Pictures stay out of the copy; set down each line of the listing below exactly.

Records for this exercise:

--------------------

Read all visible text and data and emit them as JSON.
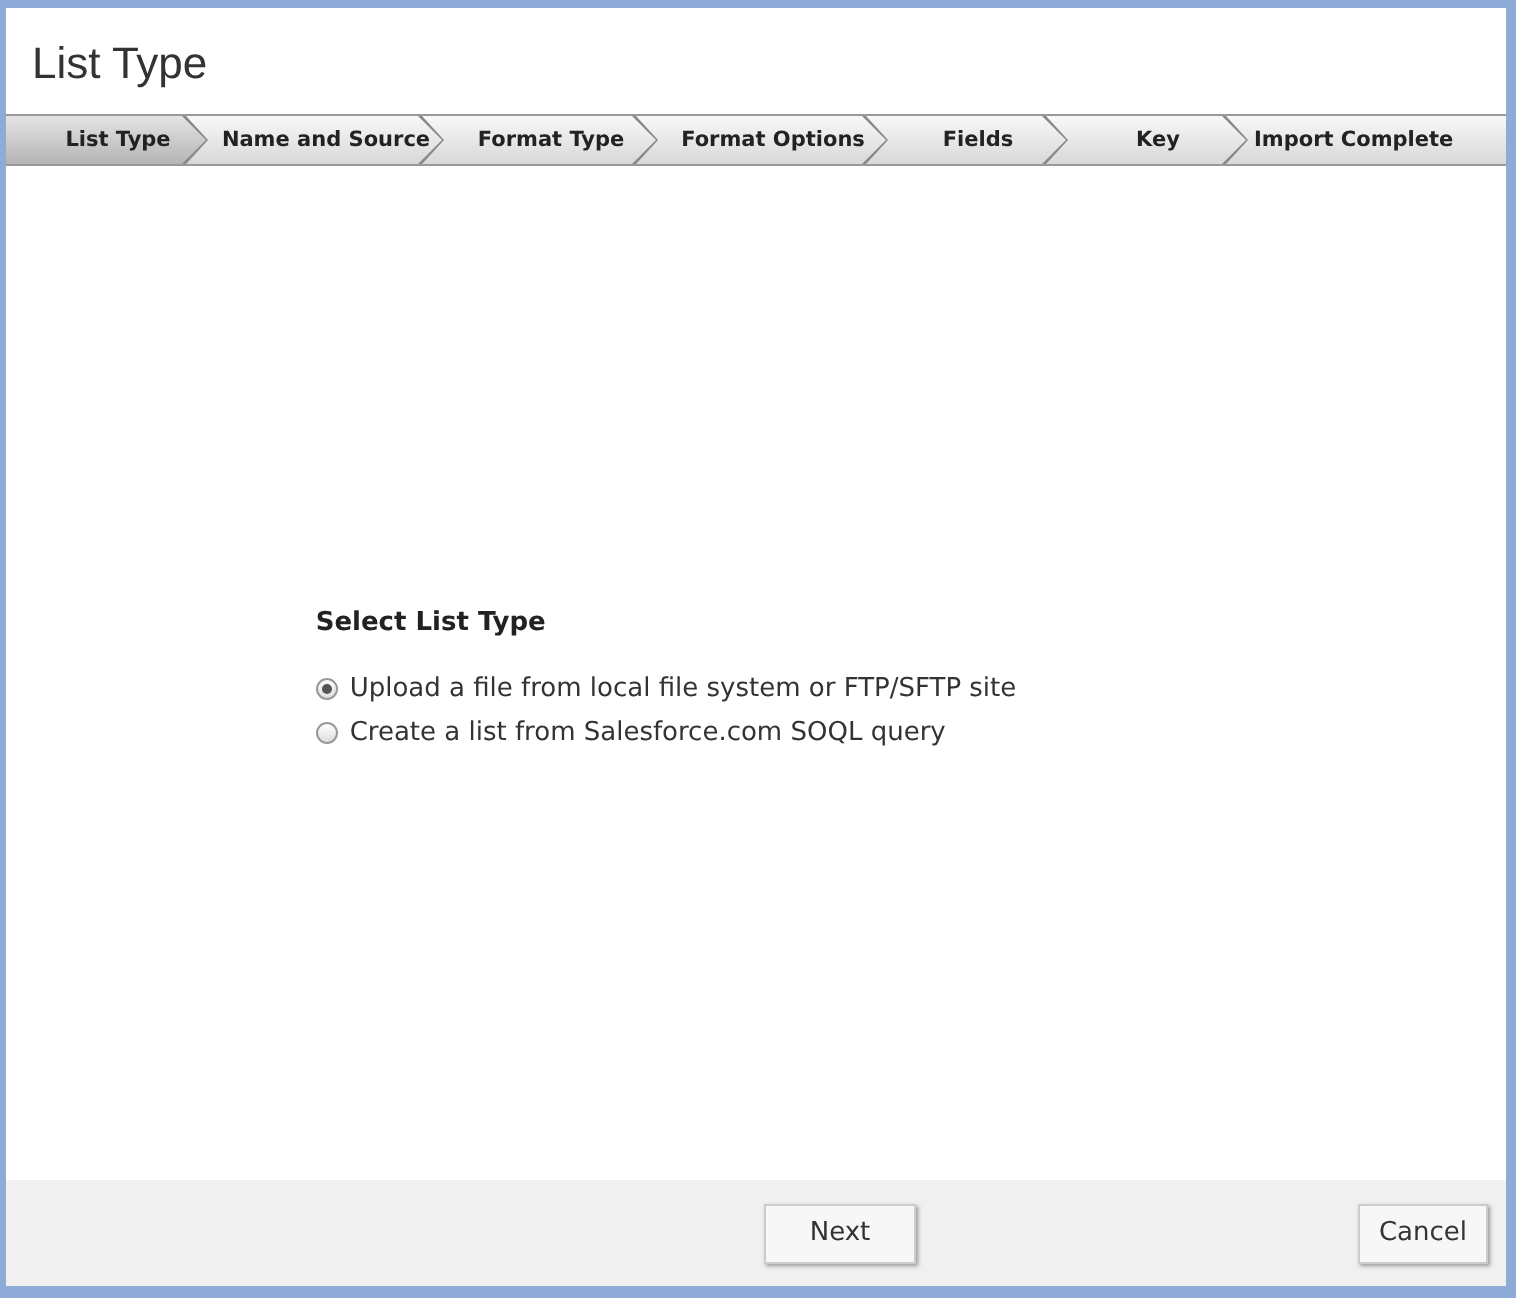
{
  "window": {
    "title": "List Type"
  },
  "steps": [
    {
      "label": "List Type",
      "selected": true
    },
    {
      "label": "Name and Source",
      "selected": false
    },
    {
      "label": "Format Type",
      "selected": false
    },
    {
      "label": "Format Options",
      "selected": false
    },
    {
      "label": "Fields",
      "selected": false
    },
    {
      "label": "Key",
      "selected": false
    },
    {
      "label": "Import Complete",
      "selected": false
    }
  ],
  "form": {
    "heading": "Select List Type",
    "options": [
      {
        "label": "Upload a file from local file system or FTP/SFTP site",
        "selected": true
      },
      {
        "label": "Create a list from Salesforce.com SOQL query",
        "selected": false
      }
    ]
  },
  "buttons": {
    "next": "Next",
    "cancel": "Cancel"
  }
}
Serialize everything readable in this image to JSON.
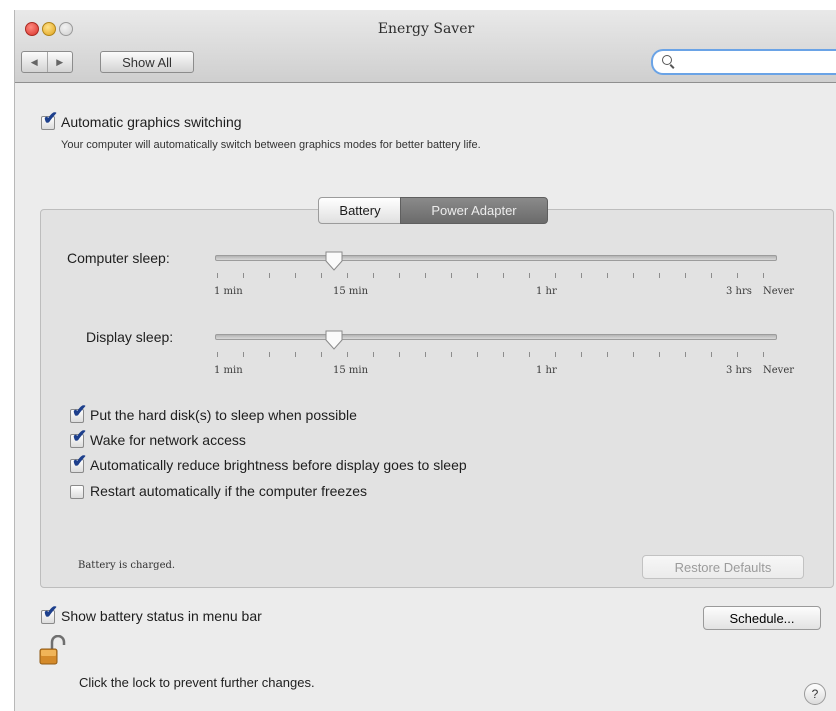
{
  "window": {
    "title": "Energy Saver",
    "nav_back_icon": "◀",
    "nav_forward_icon": "▶",
    "show_all_label": "Show All",
    "search_placeholder": ""
  },
  "graphics": {
    "label": "Automatic graphics switching",
    "checked": true,
    "description": "Your computer will automatically switch between graphics modes for better battery life."
  },
  "tabs": [
    {
      "label": "Battery",
      "selected": false
    },
    {
      "label": "Power Adapter",
      "selected": true
    }
  ],
  "sliders": {
    "computer_sleep": {
      "label": "Computer sleep:",
      "value": "15 min"
    },
    "display_sleep": {
      "label": "Display sleep:",
      "value": "15 min"
    },
    "tick_labels": [
      "1 min",
      "15 min",
      "1 hr",
      "3 hrs",
      "Never"
    ]
  },
  "options": [
    {
      "label": "Put the hard disk(s) to sleep when possible",
      "checked": true
    },
    {
      "label": "Wake for network access",
      "checked": true
    },
    {
      "label": "Automatically reduce brightness before display goes to sleep",
      "checked": true
    },
    {
      "label": "Restart automatically if the computer freezes",
      "checked": false
    }
  ],
  "status_text": "Battery is charged.",
  "restore_defaults_label": "Restore Defaults",
  "battery_status": {
    "label": "Show battery status in menu bar",
    "checked": true
  },
  "schedule_label": "Schedule...",
  "lock_text": "Click the lock to prevent further changes.",
  "help_label": "?",
  "check_glyph": "✔",
  "colors": {
    "accent": "#1d3f8c",
    "selected_tab": "#6b6b6b",
    "search_focus": "#6aa3e6"
  }
}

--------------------

Completed exercise:
Read all visible text and data and emit them as JSON.
{
  "window": {
    "title": "List Type"
  },
  "steps": [
    {
      "label": "List Type",
      "selected": true
    },
    {
      "label": "Name and Source",
      "selected": false
    },
    {
      "label": "Format Type",
      "selected": false
    },
    {
      "label": "Format Options",
      "selected": false
    },
    {
      "label": "Fields",
      "selected": false
    },
    {
      "label": "Key",
      "selected": false
    },
    {
      "label": "Import Complete",
      "selected": false
    }
  ],
  "form": {
    "heading": "Select List Type",
    "options": [
      {
        "label": "Upload a file from local file system or FTP/SFTP site",
        "selected": true
      },
      {
        "label": "Create a list from Salesforce.com SOQL query",
        "selected": false
      }
    ]
  },
  "buttons": {
    "next": "Next",
    "cancel": "Cancel"
  }
}
Serialize everything readable in this image to JSON.
{
  "window": {
    "title": "Energy Saver",
    "nav_back_icon": "◀",
    "nav_forward_icon": "▶",
    "show_all_label": "Show All",
    "search_placeholder": ""
  },
  "graphics": {
    "label": "Automatic graphics switching",
    "checked": true,
    "description": "Your computer will automatically switch between graphics modes for better battery life."
  },
  "tabs": [
    {
      "label": "Battery",
      "selected": false
    },
    {
      "label": "Power Adapter",
      "selected": true
    }
  ],
  "sliders": {
    "computer_sleep": {
      "label": "Computer sleep:",
      "value": "15 min"
    },
    "display_sleep": {
      "label": "Display sleep:",
      "value": "15 min"
    },
    "tick_labels": [
      "1 min",
      "15 min",
      "1 hr",
      "3 hrs",
      "Never"
    ]
  },
  "options": [
    {
      "label": "Put the hard disk(s) to sleep when possible",
      "checked": true
    },
    {
      "label": "Wake for network access",
      "checked": true
    },
    {
      "label": "Automatically reduce brightness before display goes to sleep",
      "checked": true
    },
    {
      "label": "Restart automatically if the computer freezes",
      "checked": false
    }
  ],
  "status_text": "Battery is charged.",
  "restore_defaults_label": "Restore Defaults",
  "battery_status": {
    "label": "Show battery status in menu bar",
    "checked": true
  },
  "schedule_label": "Schedule...",
  "lock_text": "Click the lock to prevent further changes.",
  "help_label": "?",
  "check_glyph": "✔",
  "colors": {
    "accent": "#1d3f8c",
    "selected_tab": "#6b6b6b",
    "search_focus": "#6aa3e6"
  }
}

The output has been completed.